Over $400,000 worth of art was stolen from a locked truck in Boulder, Colorado on the night of 14th December 2022, according to authorities. Employees of the company responsible for transporting the artwork reportedly stayed at a hotel along the city’s 5300 block of South Boulder Rd., leaving the vehicle in the parking lot overnight. The following morning, they discovered that the truck’s padlock had been cut and five paintings had been forcibly removed. The pieces are reportedly attributable to Taos Society of Artists, a New Mexico-based commercial cooperative dating from the 1920s that largely depicted romanticized scenes from the American West. One of the paintings mentioned was created by Elaine De Kooning, a groundbreaking writer and Figurative Expressionist painter whose illustrious career was often overshadowed by her famous husband, Willem; her ties to the Great Plains were well-documented.
The Boulder police department is currently soliciting the public for leads.
This case is hardly the first of its kind in the fine arts service sector. In 2016, $250,000 worth of paintings were stolen from a trailer in LA; in 2006, a Francisco Goya painting insured for over $1 million en route to the Guggenheim Museum in New York was illegally intercepted in a hotel parking lot in Pennsylvannia.

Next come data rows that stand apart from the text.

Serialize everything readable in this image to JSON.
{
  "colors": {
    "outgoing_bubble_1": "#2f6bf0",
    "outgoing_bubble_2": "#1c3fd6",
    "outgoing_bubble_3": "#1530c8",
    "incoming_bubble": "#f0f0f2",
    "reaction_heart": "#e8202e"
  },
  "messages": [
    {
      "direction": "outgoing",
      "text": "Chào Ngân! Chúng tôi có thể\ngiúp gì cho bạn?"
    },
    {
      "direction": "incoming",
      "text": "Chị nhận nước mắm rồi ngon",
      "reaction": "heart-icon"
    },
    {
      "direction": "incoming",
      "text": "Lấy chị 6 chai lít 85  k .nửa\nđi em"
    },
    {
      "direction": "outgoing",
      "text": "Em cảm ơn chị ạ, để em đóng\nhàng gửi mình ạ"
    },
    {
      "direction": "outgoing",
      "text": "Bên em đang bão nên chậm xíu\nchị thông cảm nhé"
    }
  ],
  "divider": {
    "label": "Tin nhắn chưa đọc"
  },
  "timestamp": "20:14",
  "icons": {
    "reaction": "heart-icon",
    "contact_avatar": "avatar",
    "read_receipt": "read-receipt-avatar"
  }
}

While agencies take a fairly uniform approach to institutional insurance, arts security is more varied, leading to gaps in technology, surveillance, and professional oversight. Only time will tell how this latest theft in Boulder impacts the business at large.